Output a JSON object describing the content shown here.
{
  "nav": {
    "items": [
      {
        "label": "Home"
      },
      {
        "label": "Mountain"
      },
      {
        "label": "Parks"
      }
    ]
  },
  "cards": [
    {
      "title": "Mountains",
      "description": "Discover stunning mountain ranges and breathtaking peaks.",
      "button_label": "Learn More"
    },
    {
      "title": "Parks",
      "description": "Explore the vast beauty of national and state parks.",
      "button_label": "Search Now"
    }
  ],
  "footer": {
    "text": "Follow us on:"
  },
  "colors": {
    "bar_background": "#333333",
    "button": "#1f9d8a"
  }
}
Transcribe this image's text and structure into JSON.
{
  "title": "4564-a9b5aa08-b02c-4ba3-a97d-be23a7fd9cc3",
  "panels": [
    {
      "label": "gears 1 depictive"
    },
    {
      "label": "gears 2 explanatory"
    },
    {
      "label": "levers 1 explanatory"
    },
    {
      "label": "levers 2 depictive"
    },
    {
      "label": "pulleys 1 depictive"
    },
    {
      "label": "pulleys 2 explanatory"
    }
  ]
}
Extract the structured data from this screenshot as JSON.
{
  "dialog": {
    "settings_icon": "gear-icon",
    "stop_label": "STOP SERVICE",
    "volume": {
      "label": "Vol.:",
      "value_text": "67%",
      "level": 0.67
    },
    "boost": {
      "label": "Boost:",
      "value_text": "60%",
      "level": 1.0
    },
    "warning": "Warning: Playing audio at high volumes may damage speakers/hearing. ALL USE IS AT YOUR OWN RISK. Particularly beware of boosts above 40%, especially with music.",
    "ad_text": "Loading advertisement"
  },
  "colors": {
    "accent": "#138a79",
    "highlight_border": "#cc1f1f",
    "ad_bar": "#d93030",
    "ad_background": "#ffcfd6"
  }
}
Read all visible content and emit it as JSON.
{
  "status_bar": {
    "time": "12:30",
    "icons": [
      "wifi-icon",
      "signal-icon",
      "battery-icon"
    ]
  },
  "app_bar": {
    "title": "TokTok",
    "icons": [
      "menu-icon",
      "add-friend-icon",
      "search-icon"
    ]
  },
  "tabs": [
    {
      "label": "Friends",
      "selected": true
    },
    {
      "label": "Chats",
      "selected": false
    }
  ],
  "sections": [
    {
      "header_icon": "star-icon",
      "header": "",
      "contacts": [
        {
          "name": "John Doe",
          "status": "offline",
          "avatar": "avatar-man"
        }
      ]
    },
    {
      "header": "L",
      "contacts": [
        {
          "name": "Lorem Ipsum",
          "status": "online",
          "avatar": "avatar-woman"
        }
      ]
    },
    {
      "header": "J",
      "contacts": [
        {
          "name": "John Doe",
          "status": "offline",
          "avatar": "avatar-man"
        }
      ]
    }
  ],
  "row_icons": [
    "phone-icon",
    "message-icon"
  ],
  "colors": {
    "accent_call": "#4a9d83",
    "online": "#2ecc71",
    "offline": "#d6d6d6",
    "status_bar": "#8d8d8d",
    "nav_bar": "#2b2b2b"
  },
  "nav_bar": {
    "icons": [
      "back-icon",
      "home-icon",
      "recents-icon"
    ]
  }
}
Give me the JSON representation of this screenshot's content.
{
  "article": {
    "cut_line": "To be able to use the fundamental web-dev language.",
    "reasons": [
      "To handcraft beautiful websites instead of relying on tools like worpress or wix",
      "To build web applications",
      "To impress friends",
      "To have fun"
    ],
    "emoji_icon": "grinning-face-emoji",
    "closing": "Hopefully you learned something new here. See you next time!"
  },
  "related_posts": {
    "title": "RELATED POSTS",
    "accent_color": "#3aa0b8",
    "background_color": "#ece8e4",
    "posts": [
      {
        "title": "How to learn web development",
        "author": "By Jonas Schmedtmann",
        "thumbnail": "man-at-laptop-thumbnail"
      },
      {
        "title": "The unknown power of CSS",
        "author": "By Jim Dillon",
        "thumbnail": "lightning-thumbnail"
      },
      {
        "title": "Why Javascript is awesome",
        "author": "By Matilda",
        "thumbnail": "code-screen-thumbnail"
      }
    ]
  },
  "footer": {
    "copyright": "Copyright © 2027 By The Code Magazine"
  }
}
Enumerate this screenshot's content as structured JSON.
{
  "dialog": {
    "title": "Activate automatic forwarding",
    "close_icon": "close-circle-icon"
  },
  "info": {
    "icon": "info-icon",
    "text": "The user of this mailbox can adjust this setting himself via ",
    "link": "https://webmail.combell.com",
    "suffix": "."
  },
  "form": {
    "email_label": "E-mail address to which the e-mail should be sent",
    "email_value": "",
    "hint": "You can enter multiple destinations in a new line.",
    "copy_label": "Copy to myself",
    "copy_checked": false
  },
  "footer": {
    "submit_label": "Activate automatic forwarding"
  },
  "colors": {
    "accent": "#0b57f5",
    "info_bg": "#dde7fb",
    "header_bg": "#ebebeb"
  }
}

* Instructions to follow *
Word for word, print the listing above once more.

* Task result *
Output a JSON object describing the content shown here.
{
  "nav": {
    "items": [
      {
        "label": "Home"
      },
      {
        "label": "Mountain"
      },
      {
        "label": "Parks"
      }
    ]
  },
  "cards": [
    {
      "title": "Mountains",
      "description": "Discover stunning mountain ranges and breathtaking peaks.",
      "button_label": "Learn More"
    },
    {
      "title": "Parks",
      "description": "Explore the vast beauty of national and state parks.",
      "button_label": "Search Now"
    }
  ],
  "footer": {
    "text": "Follow us on:"
  },
  "colors": {
    "bar_background": "#333333",
    "button": "#1f9d8a"
  }
}
Transcribe this image's text and structure into JSON.
{
  "title": "4564-a9b5aa08-b02c-4ba3-a97d-be23a7fd9cc3",
  "panels": [
    {
      "label": "gears 1 depictive"
    },
    {
      "label": "gears 2 explanatory"
    },
    {
      "label": "levers 1 explanatory"
    },
    {
      "label": "levers 2 depictive"
    },
    {
      "label": "pulleys 1 depictive"
    },
    {
      "label": "pulleys 2 explanatory"
    }
  ]
}
Extract the structured data from this screenshot as JSON.
{
  "dialog": {
    "settings_icon": "gear-icon",
    "stop_label": "STOP SERVICE",
    "volume": {
      "label": "Vol.:",
      "value_text": "67%",
      "level": 0.67
    },
    "boost": {
      "label": "Boost:",
      "value_text": "60%",
      "level": 1.0
    },
    "warning": "Warning: Playing audio at high volumes may damage speakers/hearing. ALL USE IS AT YOUR OWN RISK. Particularly beware of boosts above 40%, especially with music.",
    "ad_text": "Loading advertisement"
  },
  "colors": {
    "accent": "#138a79",
    "highlight_border": "#cc1f1f",
    "ad_bar": "#d93030",
    "ad_background": "#ffcfd6"
  }
}
Read all visible content and emit it as JSON.
{
  "status_bar": {
    "time": "12:30",
    "icons": [
      "wifi-icon",
      "signal-icon",
      "battery-icon"
    ]
  },
  "app_bar": {
    "title": "TokTok",
    "icons": [
      "menu-icon",
      "add-friend-icon",
      "search-icon"
    ]
  },
  "tabs": [
    {
      "label": "Friends",
      "selected": true
    },
    {
      "label": "Chats",
      "selected": false
    }
  ],
  "sections": [
    {
      "header_icon": "star-icon",
      "header": "",
      "contacts": [
        {
          "name": "John Doe",
          "status": "offline",
          "avatar": "avatar-man"
        }
      ]
    },
    {
      "header": "L",
      "contacts": [
        {
          "name": "Lorem Ipsum",
          "status": "online",
          "avatar": "avatar-woman"
        }
      ]
    },
    {
      "header": "J",
      "contacts": [
        {
          "name": "John Doe",
          "status": "offline",
          "avatar": "avatar-man"
        }
      ]
    }
  ],
  "row_icons": [
    "phone-icon",
    "message-icon"
  ],
  "colors": {
    "accent_call": "#4a9d83",
    "online": "#2ecc71",
    "offline": "#d6d6d6",
    "status_bar": "#8d8d8d",
    "nav_bar": "#2b2b2b"
  },
  "nav_bar": {
    "icons": [
      "back-icon",
      "home-icon",
      "recents-icon"
    ]
  }
}
Give me the JSON representation of this screenshot's content.
{
  "article": {
    "cut_line": "To be able to use the fundamental web-dev language.",
    "reasons": [
      "To handcraft beautiful websites instead of relying on tools like worpress or wix",
      "To build web applications",
      "To impress friends",
      "To have fun"
    ],
    "emoji_icon": "grinning-face-emoji",
    "closing": "Hopefully you learned something new here. See you next time!"
  },
  "related_posts": {
    "title": "RELATED POSTS",
    "accent_color": "#3aa0b8",
    "background_color": "#ece8e4",
    "posts": [
      {
        "title": "How to learn web development",
        "author": "By Jonas Schmedtmann",
        "thumbnail": "man-at-laptop-thumbnail"
      },
      {
        "title": "The unknown power of CSS",
        "author": "By Jim Dillon",
        "thumbnail": "lightning-thumbnail"
      },
      {
        "title": "Why Javascript is awesome",
        "author": "By Matilda",
        "thumbnail": "code-screen-thumbnail"
      }
    ]
  },
  "footer": {
    "copyright": "Copyright © 2027 By The Code Magazine"
  }
}
Enumerate this screenshot's content as structured JSON.
{
  "dialog": {
    "title": "Activate automatic forwarding",
    "close_icon": "close-circle-icon"
  },
  "info": {
    "icon": "info-icon",
    "text": "The user of this mailbox can adjust this setting himself via ",
    "link": "https://webmail.combell.com",
    "suffix": "."
  },
  "form": {
    "email_label": "E-mail address to which the e-mail should be sent",
    "email_value": "",
    "hint": "You can enter multiple destinations in a new line.",
    "copy_label": "Copy to myself",
    "copy_checked": false
  },
  "footer": {
    "submit_label": "Activate automatic forwarding"
  },
  "colors": {
    "accent": "#0b57f5",
    "info_bg": "#dde7fb",
    "header_bg": "#ebebeb"
  }
}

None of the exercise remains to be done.